* TASK DIRECTIONS *
Among the records below, find the lines with the word "value" and copy them.

= = = = =

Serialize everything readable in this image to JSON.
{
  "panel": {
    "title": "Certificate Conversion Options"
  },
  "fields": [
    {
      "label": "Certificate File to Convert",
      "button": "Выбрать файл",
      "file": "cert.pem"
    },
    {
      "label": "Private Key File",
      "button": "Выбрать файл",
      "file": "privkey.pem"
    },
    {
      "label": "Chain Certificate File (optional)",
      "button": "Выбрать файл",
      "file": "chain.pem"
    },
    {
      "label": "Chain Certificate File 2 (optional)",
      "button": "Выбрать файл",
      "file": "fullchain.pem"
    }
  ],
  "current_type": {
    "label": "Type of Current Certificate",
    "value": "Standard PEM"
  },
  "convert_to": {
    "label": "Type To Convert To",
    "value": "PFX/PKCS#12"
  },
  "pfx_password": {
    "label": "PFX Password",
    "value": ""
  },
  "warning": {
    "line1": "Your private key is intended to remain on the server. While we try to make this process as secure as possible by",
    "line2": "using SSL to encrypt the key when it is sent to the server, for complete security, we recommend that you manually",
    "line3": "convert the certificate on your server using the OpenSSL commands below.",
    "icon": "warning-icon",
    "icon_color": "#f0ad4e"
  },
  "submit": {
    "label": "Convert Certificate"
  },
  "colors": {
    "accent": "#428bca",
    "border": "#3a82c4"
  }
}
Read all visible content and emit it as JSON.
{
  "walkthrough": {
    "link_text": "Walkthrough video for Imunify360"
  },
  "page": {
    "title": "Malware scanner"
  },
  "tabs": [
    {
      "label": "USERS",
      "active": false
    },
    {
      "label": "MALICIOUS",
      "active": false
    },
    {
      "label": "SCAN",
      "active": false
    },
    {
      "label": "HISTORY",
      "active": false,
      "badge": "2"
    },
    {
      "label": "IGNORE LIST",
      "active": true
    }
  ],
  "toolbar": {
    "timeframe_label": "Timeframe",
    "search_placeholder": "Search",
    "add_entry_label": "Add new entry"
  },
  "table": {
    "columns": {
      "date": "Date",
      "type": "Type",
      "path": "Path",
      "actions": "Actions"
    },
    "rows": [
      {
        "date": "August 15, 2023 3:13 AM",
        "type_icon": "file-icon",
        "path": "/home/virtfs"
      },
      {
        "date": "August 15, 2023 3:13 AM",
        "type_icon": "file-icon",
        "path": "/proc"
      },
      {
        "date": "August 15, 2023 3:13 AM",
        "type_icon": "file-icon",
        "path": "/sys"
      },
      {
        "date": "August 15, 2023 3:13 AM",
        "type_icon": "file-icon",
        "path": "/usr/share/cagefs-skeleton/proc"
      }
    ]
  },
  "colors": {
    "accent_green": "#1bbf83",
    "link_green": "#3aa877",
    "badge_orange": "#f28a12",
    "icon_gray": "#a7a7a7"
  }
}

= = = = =

* EXERCISE ANSWER *
    "value": "Standard PEM"
    "value": "PFX/PKCS#12"
    "value": ""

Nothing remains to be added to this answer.